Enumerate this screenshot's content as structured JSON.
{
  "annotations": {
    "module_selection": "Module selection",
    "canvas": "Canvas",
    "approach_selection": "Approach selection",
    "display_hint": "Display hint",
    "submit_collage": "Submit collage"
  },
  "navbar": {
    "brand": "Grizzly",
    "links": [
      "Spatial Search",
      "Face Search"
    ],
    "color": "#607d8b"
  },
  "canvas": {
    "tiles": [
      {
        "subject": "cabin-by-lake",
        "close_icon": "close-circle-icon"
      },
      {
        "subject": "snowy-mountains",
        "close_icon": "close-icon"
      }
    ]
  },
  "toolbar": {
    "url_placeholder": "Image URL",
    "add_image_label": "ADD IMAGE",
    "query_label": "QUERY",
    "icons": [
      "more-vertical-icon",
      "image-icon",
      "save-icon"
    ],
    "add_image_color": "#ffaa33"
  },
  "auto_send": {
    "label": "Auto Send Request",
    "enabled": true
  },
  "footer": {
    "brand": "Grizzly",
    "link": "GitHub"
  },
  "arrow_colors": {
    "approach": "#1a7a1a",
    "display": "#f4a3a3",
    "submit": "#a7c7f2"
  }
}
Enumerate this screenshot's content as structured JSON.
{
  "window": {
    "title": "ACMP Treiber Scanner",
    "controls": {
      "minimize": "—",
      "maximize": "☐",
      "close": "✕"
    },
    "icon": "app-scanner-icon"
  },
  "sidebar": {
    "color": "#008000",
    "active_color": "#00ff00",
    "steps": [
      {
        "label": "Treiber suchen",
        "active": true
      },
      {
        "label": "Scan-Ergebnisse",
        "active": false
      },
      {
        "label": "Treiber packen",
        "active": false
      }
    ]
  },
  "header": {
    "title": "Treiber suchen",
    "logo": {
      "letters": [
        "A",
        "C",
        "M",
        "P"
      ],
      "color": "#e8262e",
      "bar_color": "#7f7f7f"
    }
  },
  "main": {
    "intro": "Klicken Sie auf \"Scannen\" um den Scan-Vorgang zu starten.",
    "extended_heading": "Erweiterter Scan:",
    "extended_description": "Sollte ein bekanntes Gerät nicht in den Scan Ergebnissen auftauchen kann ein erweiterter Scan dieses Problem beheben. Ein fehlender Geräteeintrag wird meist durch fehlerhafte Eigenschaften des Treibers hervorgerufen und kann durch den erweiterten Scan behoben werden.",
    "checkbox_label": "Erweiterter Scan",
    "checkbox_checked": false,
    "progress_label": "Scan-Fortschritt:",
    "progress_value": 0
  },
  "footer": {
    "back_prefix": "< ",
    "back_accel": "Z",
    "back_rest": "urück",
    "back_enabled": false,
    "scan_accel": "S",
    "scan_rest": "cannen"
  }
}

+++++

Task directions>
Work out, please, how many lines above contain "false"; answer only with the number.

Output for this exercise>
4